(MATERIAL FOR THIS EXERCISE Opens)
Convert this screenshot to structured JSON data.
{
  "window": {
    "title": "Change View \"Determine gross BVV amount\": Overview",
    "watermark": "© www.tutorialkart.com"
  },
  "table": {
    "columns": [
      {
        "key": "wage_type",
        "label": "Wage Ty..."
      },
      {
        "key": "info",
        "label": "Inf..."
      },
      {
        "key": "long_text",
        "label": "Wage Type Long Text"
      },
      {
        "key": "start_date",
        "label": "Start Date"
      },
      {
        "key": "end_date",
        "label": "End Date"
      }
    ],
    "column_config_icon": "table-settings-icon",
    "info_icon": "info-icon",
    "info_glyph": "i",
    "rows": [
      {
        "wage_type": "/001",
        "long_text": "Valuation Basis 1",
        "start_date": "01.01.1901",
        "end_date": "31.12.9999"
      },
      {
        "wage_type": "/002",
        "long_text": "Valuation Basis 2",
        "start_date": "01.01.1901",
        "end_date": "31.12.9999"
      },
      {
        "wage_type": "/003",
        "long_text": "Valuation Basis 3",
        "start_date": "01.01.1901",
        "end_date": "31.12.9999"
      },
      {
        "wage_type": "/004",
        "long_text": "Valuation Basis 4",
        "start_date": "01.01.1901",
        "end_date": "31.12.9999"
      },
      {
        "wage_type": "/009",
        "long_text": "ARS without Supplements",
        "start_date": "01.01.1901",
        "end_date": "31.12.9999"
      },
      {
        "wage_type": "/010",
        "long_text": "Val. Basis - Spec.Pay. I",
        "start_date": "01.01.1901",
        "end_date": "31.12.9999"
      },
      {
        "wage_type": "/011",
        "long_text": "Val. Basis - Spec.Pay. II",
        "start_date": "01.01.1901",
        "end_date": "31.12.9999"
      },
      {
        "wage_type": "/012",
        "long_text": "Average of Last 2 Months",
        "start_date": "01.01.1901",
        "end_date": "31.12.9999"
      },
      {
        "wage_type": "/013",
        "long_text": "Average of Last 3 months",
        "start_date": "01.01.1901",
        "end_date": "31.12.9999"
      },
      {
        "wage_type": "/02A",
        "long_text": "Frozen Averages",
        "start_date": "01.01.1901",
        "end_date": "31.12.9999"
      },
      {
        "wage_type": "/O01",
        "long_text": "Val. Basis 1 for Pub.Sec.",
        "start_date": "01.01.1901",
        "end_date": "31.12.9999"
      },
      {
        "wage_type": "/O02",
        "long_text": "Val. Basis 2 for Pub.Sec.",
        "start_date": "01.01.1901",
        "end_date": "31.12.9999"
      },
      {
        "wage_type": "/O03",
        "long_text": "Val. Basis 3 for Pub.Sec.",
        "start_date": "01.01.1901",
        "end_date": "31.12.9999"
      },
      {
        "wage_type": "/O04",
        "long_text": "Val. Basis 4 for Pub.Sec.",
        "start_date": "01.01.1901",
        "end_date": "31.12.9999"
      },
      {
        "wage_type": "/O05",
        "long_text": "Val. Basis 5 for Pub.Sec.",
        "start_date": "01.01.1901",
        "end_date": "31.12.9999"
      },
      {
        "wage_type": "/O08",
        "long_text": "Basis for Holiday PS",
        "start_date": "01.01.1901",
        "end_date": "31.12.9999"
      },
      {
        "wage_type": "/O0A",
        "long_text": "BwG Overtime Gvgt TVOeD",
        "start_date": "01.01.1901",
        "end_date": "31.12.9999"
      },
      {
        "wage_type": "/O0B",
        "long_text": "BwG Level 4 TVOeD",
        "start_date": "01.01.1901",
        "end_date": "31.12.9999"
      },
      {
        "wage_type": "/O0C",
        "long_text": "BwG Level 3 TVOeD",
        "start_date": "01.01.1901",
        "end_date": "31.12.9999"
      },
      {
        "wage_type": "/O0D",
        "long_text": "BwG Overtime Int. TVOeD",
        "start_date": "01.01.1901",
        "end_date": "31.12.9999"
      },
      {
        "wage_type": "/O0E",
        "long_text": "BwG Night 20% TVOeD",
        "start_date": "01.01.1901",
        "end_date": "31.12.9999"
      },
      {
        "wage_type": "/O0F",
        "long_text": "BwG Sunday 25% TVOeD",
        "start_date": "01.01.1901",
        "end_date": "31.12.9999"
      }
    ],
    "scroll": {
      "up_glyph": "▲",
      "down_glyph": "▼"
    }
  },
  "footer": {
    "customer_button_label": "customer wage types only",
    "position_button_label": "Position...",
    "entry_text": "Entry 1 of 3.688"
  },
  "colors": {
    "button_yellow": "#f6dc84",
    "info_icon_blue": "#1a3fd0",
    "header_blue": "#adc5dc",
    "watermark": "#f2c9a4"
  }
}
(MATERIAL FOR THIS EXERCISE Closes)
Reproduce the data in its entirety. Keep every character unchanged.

→ SOLUTION TO THIS PROBLEM:
Convert this screenshot to structured JSON data.
{
  "window": {
    "title": "Change View \"Determine gross BVV amount\": Overview",
    "watermark": "© www.tutorialkart.com"
  },
  "table": {
    "columns": [
      {
        "key": "wage_type",
        "label": "Wage Ty..."
      },
      {
        "key": "info",
        "label": "Inf..."
      },
      {
        "key": "long_text",
        "label": "Wage Type Long Text"
      },
      {
        "key": "start_date",
        "label": "Start Date"
      },
      {
        "key": "end_date",
        "label": "End Date"
      }
    ],
    "column_config_icon": "table-settings-icon",
    "info_icon": "info-icon",
    "info_glyph": "i",
    "rows": [
      {
        "wage_type": "/001",
        "long_text": "Valuation Basis 1",
        "start_date": "01.01.1901",
        "end_date": "31.12.9999"
      },
      {
        "wage_type": "/002",
        "long_text": "Valuation Basis 2",
        "start_date": "01.01.1901",
        "end_date": "31.12.9999"
      },
      {
        "wage_type": "/003",
        "long_text": "Valuation Basis 3",
        "start_date": "01.01.1901",
        "end_date": "31.12.9999"
      },
      {
        "wage_type": "/004",
        "long_text": "Valuation Basis 4",
        "start_date": "01.01.1901",
        "end_date": "31.12.9999"
      },
      {
        "wage_type": "/009",
        "long_text": "ARS without Supplements",
        "start_date": "01.01.1901",
        "end_date": "31.12.9999"
      },
      {
        "wage_type": "/010",
        "long_text": "Val. Basis - Spec.Pay. I",
        "start_date": "01.01.1901",
        "end_date": "31.12.9999"
      },
      {
        "wage_type": "/011",
        "long_text": "Val. Basis - Spec.Pay. II",
        "start_date": "01.01.1901",
        "end_date": "31.12.9999"
      },
      {
        "wage_type": "/012",
        "long_text": "Average of Last 2 Months",
        "start_date": "01.01.1901",
        "end_date": "31.12.9999"
      },
      {
        "wage_type": "/013",
        "long_text": "Average of Last 3 months",
        "start_date": "01.01.1901",
        "end_date": "31.12.9999"
      },
      {
        "wage_type": "/02A",
        "long_text": "Frozen Averages",
        "start_date": "01.01.1901",
        "end_date": "31.12.9999"
      },
      {
        "wage_type": "/O01",
        "long_text": "Val. Basis 1 for Pub.Sec.",
        "start_date": "01.01.1901",
        "end_date": "31.12.9999"
      },
      {
        "wage_type": "/O02",
        "long_text": "Val. Basis 2 for Pub.Sec.",
        "start_date": "01.01.1901",
        "end_date": "31.12.9999"
      },
      {
        "wage_type": "/O03",
        "long_text": "Val. Basis 3 for Pub.Sec.",
        "start_date": "01.01.1901",
        "end_date": "31.12.9999"
      },
      {
        "wage_type": "/O04",
        "long_text": "Val. Basis 4 for Pub.Sec.",
        "start_date": "01.01.1901",
        "end_date": "31.12.9999"
      },
      {
        "wage_type": "/O05",
        "long_text": "Val. Basis 5 for Pub.Sec.",
        "start_date": "01.01.1901",
        "end_date": "31.12.9999"
      },
      {
        "wage_type": "/O08",
        "long_text": "Basis for Holiday PS",
        "start_date": "01.01.1901",
        "end_date": "31.12.9999"
      },
      {
        "wage_type": "/O0A",
        "long_text": "BwG Overtime Gvgt TVOeD",
        "start_date": "01.01.1901",
        "end_date": "31.12.9999"
      },
      {
        "wage_type": "/O0B",
        "long_text": "BwG Level 4 TVOeD",
        "start_date": "01.01.1901",
        "end_date": "31.12.9999"
      },
      {
        "wage_type": "/O0C",
        "long_text": "BwG Level 3 TVOeD",
        "start_date": "01.01.1901",
        "end_date": "31.12.9999"
      },
      {
        "wage_type": "/O0D",
        "long_text": "BwG Overtime Int. TVOeD",
        "start_date": "01.01.1901",
        "end_date": "31.12.9999"
      },
      {
        "wage_type": "/O0E",
        "long_text": "BwG Night 20% TVOeD",
        "start_date": "01.01.1901",
        "end_date": "31.12.9999"
      },
      {
        "wage_type": "/O0F",
        "long_text": "BwG Sunday 25% TVOeD",
        "start_date": "01.01.1901",
        "end_date": "31.12.9999"
      }
    ],
    "scroll": {
      "up_glyph": "▲",
      "down_glyph": "▼"
    }
  },
  "footer": {
    "customer_button_label": "customer wage types only",
    "position_button_label": "Position...",
    "entry_text": "Entry 1 of 3.688"
  },
  "colors": {
    "button_yellow": "#f6dc84",
    "info_icon_blue": "#1a3fd0",
    "header_blue": "#adc5dc",
    "watermark": "#f2c9a4"
  }
}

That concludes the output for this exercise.